GOAL OF THE EXERCISE -
Filter these records by the string "label", copying each line that holds it.

Dataset items -

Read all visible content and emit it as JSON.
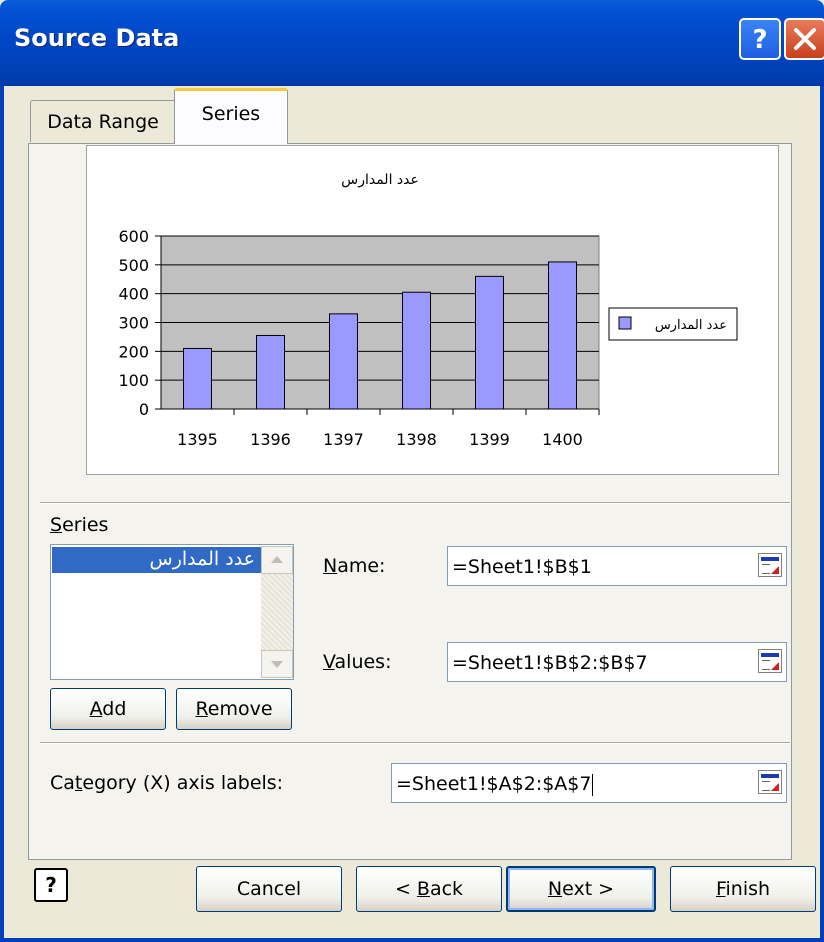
{
  "window": {
    "title": "Source Data"
  },
  "tabs": [
    {
      "label": "Data Range",
      "active": false
    },
    {
      "label": "Series",
      "active": true
    }
  ],
  "chart_data": {
    "type": "bar",
    "title": "عدد المدارس",
    "categories": [
      "1395",
      "1396",
      "1397",
      "1398",
      "1399",
      "1400"
    ],
    "series": [
      {
        "name": "عدد المدارس",
        "values": [
          210,
          255,
          330,
          405,
          460,
          510
        ]
      }
    ],
    "ylim": [
      0,
      600
    ],
    "yticks": [
      "0",
      "100",
      "200",
      "300",
      "400",
      "500",
      "600"
    ],
    "grid": true,
    "legend": "right",
    "bar_color": "#9999ff",
    "plot_background": "#c0c0c0"
  },
  "series_panel": {
    "label": "Series",
    "mnemonic": "S",
    "items": [
      "عدد المدارس"
    ],
    "selected": 0,
    "add_button": {
      "text": "Add",
      "mnemonic": "A"
    },
    "remove_button": {
      "text": "Remove",
      "mnemonic": "R"
    }
  },
  "fields": {
    "name": {
      "label": "Name:",
      "mnemonic": "N",
      "value": "=Sheet1!$B$1",
      "icon": "range-select-icon"
    },
    "values": {
      "label": "Values:",
      "mnemonic": "V",
      "value": "=Sheet1!$B$2:$B$7",
      "icon": "range-select-icon"
    },
    "category": {
      "label": "Category (X) axis labels:",
      "mnemonic": "t",
      "value": "=Sheet1!$A$2:$A$7",
      "icon": "range-select-icon"
    }
  },
  "footer": {
    "help_icon": "help-icon",
    "cancel": "Cancel",
    "back": {
      "text": "< Back",
      "mnemonic": "B"
    },
    "next": {
      "text": "Next >",
      "mnemonic": "N"
    },
    "finish": {
      "text": "Finish",
      "mnemonic": "F"
    }
  }
}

TASK OUTPUT -
      "label": "Data Range",
      "label": "Series",
    "label": "Series",
      "label": "Name:",
      "label": "Values:",
      "label": "Category (X) axis labels:",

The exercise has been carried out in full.